Bourne Identity, The (United States, 2002)
In all likelihood, Robert Ludlum fans will not be pleased by this adaptation of one of the spy master's best-received novels. That's because The Bourne Identity uses the premise, a few character names, and some isolated incidents from the novel, then runs off in its own direction. This film has less in common with its print inspiration than The Sum of All Fears, but, considering the inherent differences between books and movies, that's not necessarily a bad thing. The divergence allows The Bourne Identity's cinematic incarnation to be judged on its own strengths and weaknesses, without being repeatedly compared to the book - a problem that the 1988 mini-series had. That production (which starred a wooden Richard Chamberlain) made the mistake of trying to be faithful to Ludlum's text; consequently, events had a rushed feel, as if too much had been crammed into four hours. However, this version of The Bourne Identity is nicely paced and fits the bill for those in search of two hours of spy-based action and martial arts. The movie has credibility issues, but none are insurmountable in the name of entertainment.
The Bourne Identity doesn't have much of a story to speak of - the plot is a jumping-off point and a means to keep things rolling from one action sequence to the next. Jason Bourne (Matt Damon) is a CIA assassin who loses his memory after a failed mission that results in him being shot twice and left floating in the ocean. However, while Jason doesn't know exactly who (or what) he is, he recognizes that someone is after him, and his training kicks in. That "someone" is his boss, Ted Conklin (Chris Cooper), who sees Bourne as a loose end that has to be eliminated. Jason meets Marie Kreutz (Franka Potente), a German wanderer who leaps at the chance to earn $20,000 by driving Jason to his Paris apartment.

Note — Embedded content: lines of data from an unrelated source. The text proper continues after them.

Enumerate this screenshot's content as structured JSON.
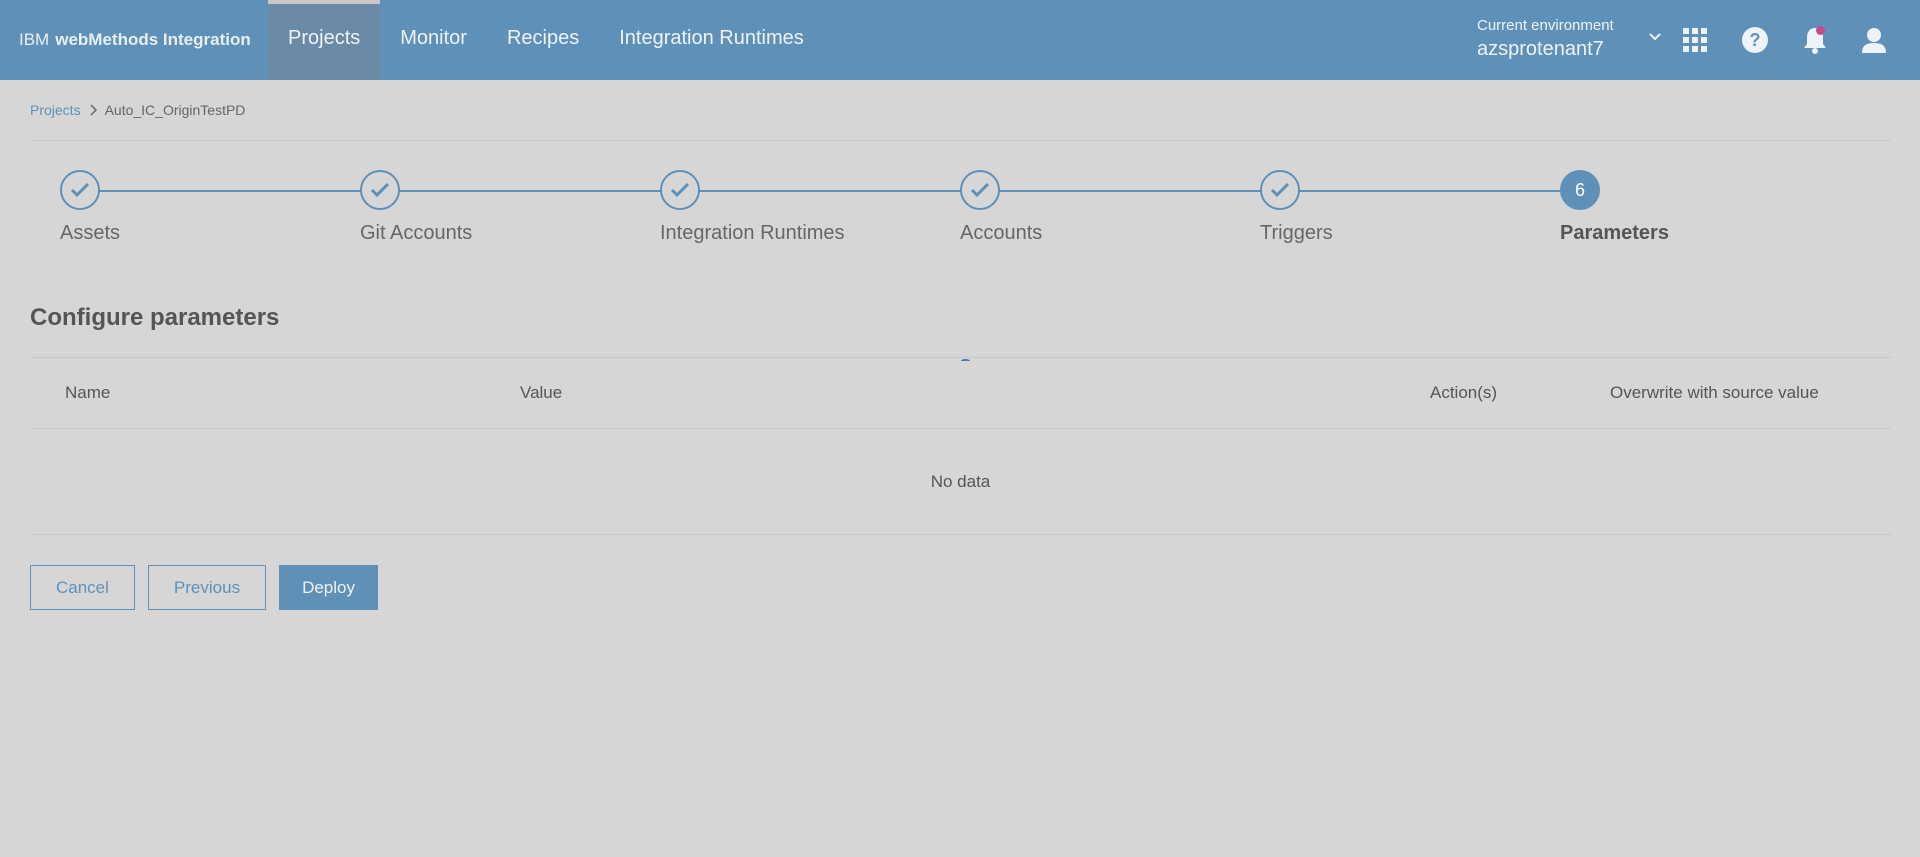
{
  "header": {
    "brand_prefix": "IBM",
    "brand_product": "webMethods Integration",
    "nav": [
      {
        "label": "Projects",
        "active": true
      },
      {
        "label": "Monitor",
        "active": false
      },
      {
        "label": "Recipes",
        "active": false
      },
      {
        "label": "Integration Runtimes",
        "active": false
      }
    ],
    "environment_caption": "Current environment",
    "environment_name": "azsprotenant7",
    "icons": [
      "apps-grid-icon",
      "help-icon",
      "notification-bell-icon",
      "user-icon"
    ]
  },
  "breadcrumb": {
    "root": "Projects",
    "current": "Auto_IC_OriginTestPD"
  },
  "stepper": {
    "steps": [
      {
        "label": "Assets",
        "state": "done"
      },
      {
        "label": "Git Accounts",
        "state": "done"
      },
      {
        "label": "Integration Runtimes",
        "state": "done"
      },
      {
        "label": "Accounts",
        "state": "done"
      },
      {
        "label": "Triggers",
        "state": "done"
      },
      {
        "label": "Parameters",
        "state": "current",
        "number": "6"
      }
    ]
  },
  "main": {
    "title": "Configure parameters",
    "table": {
      "columns": [
        "Name",
        "Value",
        "Action(s)",
        "Overwrite with source value"
      ],
      "empty_text": "No data"
    }
  },
  "actions": {
    "cancel": "Cancel",
    "previous": "Previous",
    "deploy": "Deploy"
  },
  "colors": {
    "accent": "#5f91b8",
    "background": "#d6d6d6",
    "notification_badge": "#c54b8c"
  }
}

Once there, however, they encounter hit men and dead bodies, and Jason decides that the only way to save himself is to find out who he is and why someone wants him dead.
Although it would be a stretch to call Matt Damon a perfect spy - there are times when his underplaying causes him to come across as emotionless - he's more credible in the action hero role than his friend, Ben Affleck. If it came down to Damon's Bourne versus Affleck's Jack Ryan, my money would be on the former. Not only is he more buff, but he's got some cool moves. Damon generates a little nice chemistry with on-screen love interest Franka Potente, who has been getting a fair amount of international exposure since Run Lola Run. In fact, considering the pacing and high level of action in this film, The Bourne Identity could easily be called Run Jason Run.
At any rate, it's tension of the action-oriented variety, not the romantic one, that drives The Bourne Identity. While the movie pays lip service to solving the "mystery" of Jason's identity, this is pretty much a red herring. We figure things out early in the proceedings, so there are no surprises around the corner. The real question posed by the screenplay is how Jason will survive the hit men sent after him, especially the deadly Professor (Clive Owen), who seems to be his equal. In addition to a number of high-octane fight scenes and some cat-and-mouse games, the movie contains a lengthy car chase through the streets of Paris. And, while this one is a little more exciting than the average high-speed pursuit, it doesn't offer enough that's new, daring, or heart-pounding, and, as a result, seems a little too long and drawn-out.
The Bourne Identity is directed by Swingers helmsman Doug Liman, who proves himself to be capable of generating and sustaining suspense. He starts out early by using point-of-view shots to develop a sense of paranoia as Jason awakens and tries to assess the unfamiliar world around him. Liman occasionally returns to that trick throughout the film whenever he feels that putting us into Jason's shoes will ratchet up the tension. It works particularly well during a scene in Jason's Paris apartment when the first hit-man makes his appearance. Through Jason, we sense he's coming, but his appearance is nevertheless startling.
On some level, I guess The Bourne Identity could be considered a throwback. There are not many pure action thrillers out there these days. This movie does not rely on special effects or science fiction-like plot elements to get by. It's a straightforward story of good guys against bad guys, with most of the moral ambiguities leeched out. (For example, Liman doesn't expect us to be overly concerned with Jason's past as a ruthless killer. That's another lifetime - because of his amnesia, Jason has been "bourne again".) No matter who comes out on top, this is the kind of movie where the audience - at least an audience looking for 120 minutes of adrenaline-propelled escapism - wins.
Bourne Identity, The (United States, 2002)
Theatrical Aspect Ratio: 2.35:1
Screenplay: Tony Gilroy and William Blake Herron, based on the novel by Robert Ludlum
Cinematography: Oliver Wood
Music: John Powell
- Princess and the Warrior, The (2001)
- Run Lola Run (1999)
- (There are no more better movies of Franka Potente)